Opening 9 Apr 2015
A severely disabled man appears before a medical board that is at a complete loss how to communicate with him. The film will come full circle with this opening scene. The touching but also surprisingly uplifting story that brings us back to this point is being told in retrospect and was inspired by true events.
Mateus (Dawid Ogrodnik and Kamil Tkacz as child), born in the 1980s in Poland, has not only been diagnosed with cerebral palsy but as incapable of thought or emotion; in the insensitive words of an expert, he is a ‘vegetable’. Nevertheless, his parents and siblings fully include him in their lives. The way they talk to him, though they hardly receive any interpretable reactions, and their love and unwavering support, will foster Mateus’ perseverance to make himself understood one day.
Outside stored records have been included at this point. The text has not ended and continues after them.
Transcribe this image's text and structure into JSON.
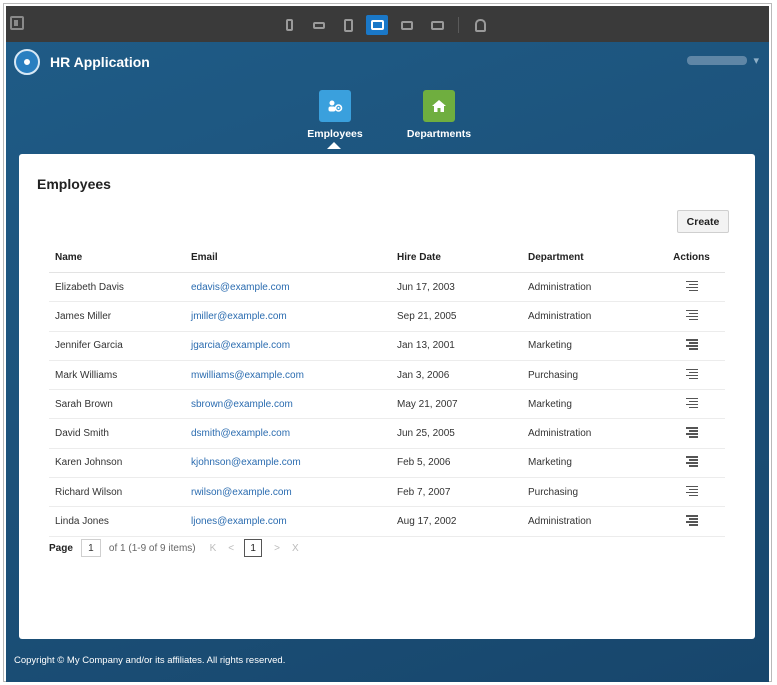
{
  "app": {
    "title": "HR Application"
  },
  "nav": [
    {
      "label": "Employees",
      "icon": "employees-icon",
      "color": "#3aa0dd"
    },
    {
      "label": "Departments",
      "icon": "home-icon",
      "color": "#6fae3f"
    }
  ],
  "page": {
    "title": "Employees",
    "create_label": "Create"
  },
  "table": {
    "headers": [
      "Name",
      "Email",
      "Hire Date",
      "Department",
      "Actions"
    ],
    "rows": [
      {
        "name": "Elizabeth Davis",
        "email": "edavis@example.com",
        "hire": "Jun 17, 2003",
        "dept": "Administration"
      },
      {
        "name": "James Miller",
        "email": "jmiller@example.com",
        "hire": "Sep 21, 2005",
        "dept": "Administration"
      },
      {
        "name": "Jennifer Garcia",
        "email": "jgarcia@example.com",
        "hire": "Jan 13, 2001",
        "dept": "Marketing"
      },
      {
        "name": "Mark Williams",
        "email": "mwilliams@example.com",
        "hire": "Jan 3, 2006",
        "dept": "Purchasing"
      },
      {
        "name": "Sarah Brown",
        "email": "sbrown@example.com",
        "hire": "May 21, 2007",
        "dept": "Marketing"
      },
      {
        "name": "David Smith",
        "email": "dsmith@example.com",
        "hire": "Jun 25, 2005",
        "dept": "Administration"
      },
      {
        "name": "Karen Johnson",
        "email": "kjohnson@example.com",
        "hire": "Feb 5, 2006",
        "dept": "Marketing"
      },
      {
        "name": "Richard Wilson",
        "email": "rwilson@example.com",
        "hire": "Feb 7, 2007",
        "dept": "Purchasing"
      },
      {
        "name": "Linda Jones",
        "email": "ljones@example.com",
        "hire": "Aug 17, 2002",
        "dept": "Administration"
      }
    ]
  },
  "pager": {
    "label": "Page",
    "page_input": "1",
    "summary": "of 1 (1-9 of 9 items)",
    "current": "1",
    "first": "K",
    "prev": "<",
    "next": ">",
    "last": "X"
  },
  "footer": {
    "text": "Copyright © My Company and/or its affiliates. All rights reserved."
  }
}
Mateus (Ogrodnik) guides us via voice-over through his upbringing. He shares his thoughts on family, neighbors and friends, and shows us that he is a human being: witty, funny, with likes and detestations, and capable of romantic love. We will learn who eventually finds the key to his ‘universe’ and enables him to share it. The voice-over, a humorous and self-ironic commentary, prevents the film from turning ‘touching’ into ‘sentimental’. His Polish low-income family is anything but ‘picture-perfect’, but is strong and real and interesting to get to know. Though all acting is commendable, Kamil Tkacz and Dawid Ogrodnik – able-bodied actors after all – give fantastic performances as a person that can’t control the jerky and twisted movements of his deformed body, and is unable to communicate. They let his soul and his alertness shine through and make us love Mateus, not pity him.
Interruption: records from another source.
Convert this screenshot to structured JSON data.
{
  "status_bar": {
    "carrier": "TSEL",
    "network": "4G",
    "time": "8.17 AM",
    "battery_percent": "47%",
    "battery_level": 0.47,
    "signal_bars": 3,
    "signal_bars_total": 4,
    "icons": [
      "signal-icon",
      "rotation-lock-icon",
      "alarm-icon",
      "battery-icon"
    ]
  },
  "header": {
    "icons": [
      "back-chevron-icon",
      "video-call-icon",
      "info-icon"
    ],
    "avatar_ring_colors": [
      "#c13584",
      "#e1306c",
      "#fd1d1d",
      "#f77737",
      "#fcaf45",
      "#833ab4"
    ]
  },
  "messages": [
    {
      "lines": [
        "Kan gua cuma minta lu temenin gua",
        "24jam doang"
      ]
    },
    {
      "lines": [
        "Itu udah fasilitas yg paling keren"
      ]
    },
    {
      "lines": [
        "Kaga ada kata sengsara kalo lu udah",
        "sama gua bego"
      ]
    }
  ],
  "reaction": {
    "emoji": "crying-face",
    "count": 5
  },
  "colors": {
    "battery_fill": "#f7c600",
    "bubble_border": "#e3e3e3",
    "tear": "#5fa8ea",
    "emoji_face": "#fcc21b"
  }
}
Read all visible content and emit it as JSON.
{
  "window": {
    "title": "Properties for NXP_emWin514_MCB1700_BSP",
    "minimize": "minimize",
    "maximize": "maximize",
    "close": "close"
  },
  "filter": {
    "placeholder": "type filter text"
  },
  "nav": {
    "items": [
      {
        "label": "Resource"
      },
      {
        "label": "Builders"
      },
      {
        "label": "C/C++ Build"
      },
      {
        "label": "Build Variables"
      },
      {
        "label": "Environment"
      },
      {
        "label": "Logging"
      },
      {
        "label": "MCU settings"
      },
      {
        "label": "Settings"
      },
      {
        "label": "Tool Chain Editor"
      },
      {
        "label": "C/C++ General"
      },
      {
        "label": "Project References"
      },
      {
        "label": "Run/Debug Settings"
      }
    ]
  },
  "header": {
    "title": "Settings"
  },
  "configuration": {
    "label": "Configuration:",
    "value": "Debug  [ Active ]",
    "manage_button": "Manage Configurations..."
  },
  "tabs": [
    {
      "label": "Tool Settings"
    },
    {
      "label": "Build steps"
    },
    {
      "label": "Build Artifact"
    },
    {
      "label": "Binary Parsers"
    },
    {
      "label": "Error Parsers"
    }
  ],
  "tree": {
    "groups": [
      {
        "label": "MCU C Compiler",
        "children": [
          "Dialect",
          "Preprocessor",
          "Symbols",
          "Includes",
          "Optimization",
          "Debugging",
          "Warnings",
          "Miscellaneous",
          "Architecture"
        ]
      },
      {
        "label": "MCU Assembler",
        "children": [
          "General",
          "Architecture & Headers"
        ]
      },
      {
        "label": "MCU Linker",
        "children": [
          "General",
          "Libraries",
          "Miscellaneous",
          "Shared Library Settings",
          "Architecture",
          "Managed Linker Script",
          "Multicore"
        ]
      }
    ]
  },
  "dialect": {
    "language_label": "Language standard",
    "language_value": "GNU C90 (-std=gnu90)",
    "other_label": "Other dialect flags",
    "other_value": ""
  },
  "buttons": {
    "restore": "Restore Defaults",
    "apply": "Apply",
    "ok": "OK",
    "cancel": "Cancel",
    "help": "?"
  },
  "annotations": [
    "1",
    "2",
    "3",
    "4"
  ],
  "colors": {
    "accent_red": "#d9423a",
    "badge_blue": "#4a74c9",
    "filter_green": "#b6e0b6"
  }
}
Do stay through the credits, not to miss the last scene that shows Ogrodnik meeting Przemek, the real life inspiration to the film! (Carola A)